### Required work
When you spot the word "Native" in a line of the data below, copy that line.

[Records from a data collection]
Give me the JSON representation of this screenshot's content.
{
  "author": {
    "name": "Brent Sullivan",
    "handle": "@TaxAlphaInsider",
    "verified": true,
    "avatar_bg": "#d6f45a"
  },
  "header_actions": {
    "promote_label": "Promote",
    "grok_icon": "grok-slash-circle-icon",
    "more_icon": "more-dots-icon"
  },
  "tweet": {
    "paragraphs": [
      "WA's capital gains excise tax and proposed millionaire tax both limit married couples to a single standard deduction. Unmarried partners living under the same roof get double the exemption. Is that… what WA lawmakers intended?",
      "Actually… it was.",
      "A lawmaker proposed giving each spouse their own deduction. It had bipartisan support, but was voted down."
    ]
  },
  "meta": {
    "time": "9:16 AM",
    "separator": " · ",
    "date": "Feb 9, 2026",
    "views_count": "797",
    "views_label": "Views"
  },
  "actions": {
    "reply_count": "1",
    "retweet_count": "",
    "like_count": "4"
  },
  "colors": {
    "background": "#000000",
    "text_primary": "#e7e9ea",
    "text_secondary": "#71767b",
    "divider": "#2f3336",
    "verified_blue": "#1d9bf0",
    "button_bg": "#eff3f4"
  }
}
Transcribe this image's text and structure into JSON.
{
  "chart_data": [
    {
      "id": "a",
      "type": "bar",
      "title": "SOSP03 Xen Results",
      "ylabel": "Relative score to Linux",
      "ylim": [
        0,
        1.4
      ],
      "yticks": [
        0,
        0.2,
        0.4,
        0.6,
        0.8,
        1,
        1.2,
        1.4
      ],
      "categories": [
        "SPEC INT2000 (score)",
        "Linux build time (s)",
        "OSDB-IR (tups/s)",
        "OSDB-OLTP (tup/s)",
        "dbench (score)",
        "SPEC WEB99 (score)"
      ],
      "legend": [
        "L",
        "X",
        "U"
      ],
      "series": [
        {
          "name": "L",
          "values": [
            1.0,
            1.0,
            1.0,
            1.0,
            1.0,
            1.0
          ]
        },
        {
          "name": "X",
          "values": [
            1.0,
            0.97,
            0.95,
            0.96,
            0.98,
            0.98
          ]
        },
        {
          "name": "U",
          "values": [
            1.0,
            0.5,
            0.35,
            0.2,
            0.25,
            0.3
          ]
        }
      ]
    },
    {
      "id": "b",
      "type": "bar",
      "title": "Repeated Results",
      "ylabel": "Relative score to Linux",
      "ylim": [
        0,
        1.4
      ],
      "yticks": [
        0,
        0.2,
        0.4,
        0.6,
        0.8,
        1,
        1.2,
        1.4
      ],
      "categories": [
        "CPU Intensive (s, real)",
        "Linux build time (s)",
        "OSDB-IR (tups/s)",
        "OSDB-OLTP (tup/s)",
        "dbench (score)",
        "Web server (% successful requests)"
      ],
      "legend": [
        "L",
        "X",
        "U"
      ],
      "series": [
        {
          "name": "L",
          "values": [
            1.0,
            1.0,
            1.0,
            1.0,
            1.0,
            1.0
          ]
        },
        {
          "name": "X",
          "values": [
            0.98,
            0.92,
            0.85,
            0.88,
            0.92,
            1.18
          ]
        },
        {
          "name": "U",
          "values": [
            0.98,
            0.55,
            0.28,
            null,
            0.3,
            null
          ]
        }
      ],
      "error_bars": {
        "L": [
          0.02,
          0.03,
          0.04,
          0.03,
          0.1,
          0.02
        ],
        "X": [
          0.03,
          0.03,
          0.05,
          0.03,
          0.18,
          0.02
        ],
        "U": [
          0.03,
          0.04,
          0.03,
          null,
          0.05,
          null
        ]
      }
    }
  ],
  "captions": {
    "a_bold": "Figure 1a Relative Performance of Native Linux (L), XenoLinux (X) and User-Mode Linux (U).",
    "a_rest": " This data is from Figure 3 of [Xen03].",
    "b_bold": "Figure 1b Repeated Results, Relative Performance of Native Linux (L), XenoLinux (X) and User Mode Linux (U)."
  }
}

### Answer to this problem
    "a_bold": "Figure 1a Relative Performance of Native Linux (L), XenoLinux (X) and User-Mode Linux (U).",
    "b_bold": "Figure 1b Repeated Results, Relative Performance of Native Linux (L), XenoLinux (X) and User Mode Linux (U)."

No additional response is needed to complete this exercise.